Find out how many lines in the records have the string "image" in them, and state only that number.

*INPUT RECORDS*
/---

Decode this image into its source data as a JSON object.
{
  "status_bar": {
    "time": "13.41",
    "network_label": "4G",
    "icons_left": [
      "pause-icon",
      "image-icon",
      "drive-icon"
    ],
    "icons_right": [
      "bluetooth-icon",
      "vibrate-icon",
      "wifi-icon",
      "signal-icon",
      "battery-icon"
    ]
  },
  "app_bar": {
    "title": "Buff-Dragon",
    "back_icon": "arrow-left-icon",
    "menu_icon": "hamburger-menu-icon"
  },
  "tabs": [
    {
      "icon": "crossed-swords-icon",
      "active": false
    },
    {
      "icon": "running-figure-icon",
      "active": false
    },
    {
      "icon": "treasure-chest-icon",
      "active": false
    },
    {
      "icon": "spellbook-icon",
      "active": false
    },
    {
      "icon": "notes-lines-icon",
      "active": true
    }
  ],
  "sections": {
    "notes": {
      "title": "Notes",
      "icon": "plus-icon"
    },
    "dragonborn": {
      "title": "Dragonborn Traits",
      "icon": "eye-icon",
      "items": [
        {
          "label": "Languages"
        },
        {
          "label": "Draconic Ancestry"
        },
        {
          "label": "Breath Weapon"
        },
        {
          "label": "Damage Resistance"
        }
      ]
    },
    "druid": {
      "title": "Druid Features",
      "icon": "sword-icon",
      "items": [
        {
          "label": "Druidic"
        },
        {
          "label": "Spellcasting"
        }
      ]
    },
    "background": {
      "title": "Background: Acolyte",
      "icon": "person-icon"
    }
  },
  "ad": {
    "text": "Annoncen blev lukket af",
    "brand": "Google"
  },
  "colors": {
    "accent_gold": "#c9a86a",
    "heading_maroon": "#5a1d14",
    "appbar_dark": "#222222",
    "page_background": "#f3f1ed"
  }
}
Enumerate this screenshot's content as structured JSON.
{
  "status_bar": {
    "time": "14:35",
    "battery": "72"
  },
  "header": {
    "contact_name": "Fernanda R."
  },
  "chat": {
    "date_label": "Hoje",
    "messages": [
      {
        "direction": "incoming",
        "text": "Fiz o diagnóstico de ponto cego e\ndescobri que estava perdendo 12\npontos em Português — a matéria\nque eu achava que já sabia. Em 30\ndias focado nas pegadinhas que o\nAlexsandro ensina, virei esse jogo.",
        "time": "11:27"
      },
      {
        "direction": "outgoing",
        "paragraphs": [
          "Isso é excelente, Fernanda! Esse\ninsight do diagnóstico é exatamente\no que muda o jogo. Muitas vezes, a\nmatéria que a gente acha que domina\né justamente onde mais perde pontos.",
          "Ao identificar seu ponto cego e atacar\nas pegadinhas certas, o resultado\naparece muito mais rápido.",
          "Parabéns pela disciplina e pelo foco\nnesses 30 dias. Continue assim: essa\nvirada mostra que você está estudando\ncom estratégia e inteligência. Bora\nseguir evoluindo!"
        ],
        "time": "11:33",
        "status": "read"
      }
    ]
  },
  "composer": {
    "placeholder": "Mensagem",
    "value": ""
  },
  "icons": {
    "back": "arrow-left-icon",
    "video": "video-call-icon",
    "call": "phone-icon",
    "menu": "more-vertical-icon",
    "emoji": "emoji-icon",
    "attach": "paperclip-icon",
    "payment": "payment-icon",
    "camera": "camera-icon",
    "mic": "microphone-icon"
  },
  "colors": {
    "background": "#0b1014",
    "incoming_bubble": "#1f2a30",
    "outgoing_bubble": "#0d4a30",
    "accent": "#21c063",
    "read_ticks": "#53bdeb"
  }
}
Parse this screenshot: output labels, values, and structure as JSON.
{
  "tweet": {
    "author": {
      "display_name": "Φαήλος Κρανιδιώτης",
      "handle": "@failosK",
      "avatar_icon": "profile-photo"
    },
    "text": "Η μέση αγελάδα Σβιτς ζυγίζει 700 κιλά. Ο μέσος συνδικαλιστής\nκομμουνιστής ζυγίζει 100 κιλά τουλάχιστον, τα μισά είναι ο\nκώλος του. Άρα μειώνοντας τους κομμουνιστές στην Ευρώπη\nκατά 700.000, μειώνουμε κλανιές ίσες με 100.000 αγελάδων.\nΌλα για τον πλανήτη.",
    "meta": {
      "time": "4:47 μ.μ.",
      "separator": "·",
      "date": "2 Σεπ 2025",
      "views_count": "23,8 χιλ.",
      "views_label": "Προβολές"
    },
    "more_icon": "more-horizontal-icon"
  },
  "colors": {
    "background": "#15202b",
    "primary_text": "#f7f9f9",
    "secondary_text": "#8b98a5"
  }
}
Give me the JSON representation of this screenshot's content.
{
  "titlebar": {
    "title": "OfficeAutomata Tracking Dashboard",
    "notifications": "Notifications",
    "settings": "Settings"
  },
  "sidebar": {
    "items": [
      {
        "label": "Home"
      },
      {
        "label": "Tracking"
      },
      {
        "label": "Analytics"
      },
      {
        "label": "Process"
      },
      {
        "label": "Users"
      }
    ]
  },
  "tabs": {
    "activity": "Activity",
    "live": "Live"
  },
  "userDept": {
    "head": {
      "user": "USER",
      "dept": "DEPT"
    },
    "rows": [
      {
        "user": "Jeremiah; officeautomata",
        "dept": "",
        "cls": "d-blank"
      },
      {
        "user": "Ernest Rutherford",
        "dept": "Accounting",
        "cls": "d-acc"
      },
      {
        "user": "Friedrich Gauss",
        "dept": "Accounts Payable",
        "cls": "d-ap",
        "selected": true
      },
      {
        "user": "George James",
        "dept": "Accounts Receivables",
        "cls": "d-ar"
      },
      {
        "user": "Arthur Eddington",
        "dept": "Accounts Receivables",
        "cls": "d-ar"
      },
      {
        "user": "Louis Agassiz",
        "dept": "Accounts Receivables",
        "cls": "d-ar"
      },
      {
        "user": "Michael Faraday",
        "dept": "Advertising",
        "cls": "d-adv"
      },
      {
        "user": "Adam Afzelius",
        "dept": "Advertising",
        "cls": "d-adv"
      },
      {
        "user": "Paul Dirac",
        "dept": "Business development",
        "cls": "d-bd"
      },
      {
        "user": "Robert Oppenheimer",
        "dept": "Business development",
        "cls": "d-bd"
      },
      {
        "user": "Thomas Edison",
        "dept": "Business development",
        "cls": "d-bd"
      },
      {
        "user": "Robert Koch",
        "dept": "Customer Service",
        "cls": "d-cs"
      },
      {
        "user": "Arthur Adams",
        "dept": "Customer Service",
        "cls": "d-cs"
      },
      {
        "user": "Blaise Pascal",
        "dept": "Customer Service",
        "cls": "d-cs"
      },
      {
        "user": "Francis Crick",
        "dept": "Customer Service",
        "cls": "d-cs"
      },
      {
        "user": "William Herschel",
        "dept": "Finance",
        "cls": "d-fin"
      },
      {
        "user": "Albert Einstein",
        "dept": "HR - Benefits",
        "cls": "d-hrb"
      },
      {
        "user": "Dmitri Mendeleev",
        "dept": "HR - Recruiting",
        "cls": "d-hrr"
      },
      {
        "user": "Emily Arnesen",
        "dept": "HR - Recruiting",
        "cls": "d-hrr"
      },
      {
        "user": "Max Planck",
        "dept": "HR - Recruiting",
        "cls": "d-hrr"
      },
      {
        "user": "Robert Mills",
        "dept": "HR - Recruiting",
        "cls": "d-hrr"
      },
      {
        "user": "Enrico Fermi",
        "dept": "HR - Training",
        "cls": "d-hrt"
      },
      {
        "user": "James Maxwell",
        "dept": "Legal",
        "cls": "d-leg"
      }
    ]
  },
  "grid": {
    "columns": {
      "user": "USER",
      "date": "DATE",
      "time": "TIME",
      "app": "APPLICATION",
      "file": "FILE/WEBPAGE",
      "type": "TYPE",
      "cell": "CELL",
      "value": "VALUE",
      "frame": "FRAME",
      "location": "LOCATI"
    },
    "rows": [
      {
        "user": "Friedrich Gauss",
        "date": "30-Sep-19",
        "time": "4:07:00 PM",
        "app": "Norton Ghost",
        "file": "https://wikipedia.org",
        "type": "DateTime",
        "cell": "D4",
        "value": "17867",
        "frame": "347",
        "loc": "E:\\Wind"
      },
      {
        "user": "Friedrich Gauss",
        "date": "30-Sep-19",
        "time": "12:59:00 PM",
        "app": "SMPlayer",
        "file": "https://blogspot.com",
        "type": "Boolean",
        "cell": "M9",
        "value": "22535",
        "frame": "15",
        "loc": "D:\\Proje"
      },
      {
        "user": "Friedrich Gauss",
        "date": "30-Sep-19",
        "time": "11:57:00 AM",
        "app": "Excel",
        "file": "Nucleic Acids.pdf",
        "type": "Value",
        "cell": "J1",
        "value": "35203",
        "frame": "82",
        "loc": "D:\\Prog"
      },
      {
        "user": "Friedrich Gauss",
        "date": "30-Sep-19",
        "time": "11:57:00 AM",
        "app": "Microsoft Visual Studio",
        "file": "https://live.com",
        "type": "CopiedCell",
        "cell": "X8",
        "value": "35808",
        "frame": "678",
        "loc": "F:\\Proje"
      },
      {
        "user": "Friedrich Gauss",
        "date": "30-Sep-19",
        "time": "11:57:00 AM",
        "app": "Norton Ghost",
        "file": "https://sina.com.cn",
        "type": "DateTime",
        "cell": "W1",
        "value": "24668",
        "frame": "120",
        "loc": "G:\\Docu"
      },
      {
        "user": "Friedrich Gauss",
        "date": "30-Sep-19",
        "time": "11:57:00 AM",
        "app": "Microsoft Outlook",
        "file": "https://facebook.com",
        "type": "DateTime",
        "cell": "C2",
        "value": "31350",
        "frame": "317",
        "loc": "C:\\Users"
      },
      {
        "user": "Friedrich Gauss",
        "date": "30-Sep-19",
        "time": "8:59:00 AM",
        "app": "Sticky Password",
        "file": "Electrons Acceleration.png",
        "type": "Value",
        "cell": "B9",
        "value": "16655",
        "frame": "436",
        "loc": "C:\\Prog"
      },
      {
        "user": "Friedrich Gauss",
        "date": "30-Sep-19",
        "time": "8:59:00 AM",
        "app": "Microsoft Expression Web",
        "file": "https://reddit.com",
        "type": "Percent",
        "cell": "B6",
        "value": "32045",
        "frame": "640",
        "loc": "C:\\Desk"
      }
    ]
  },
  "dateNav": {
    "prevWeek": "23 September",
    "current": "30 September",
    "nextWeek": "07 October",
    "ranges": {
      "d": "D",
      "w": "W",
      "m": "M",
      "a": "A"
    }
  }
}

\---

*RESPONSE FOR THIS EXERCISE*
2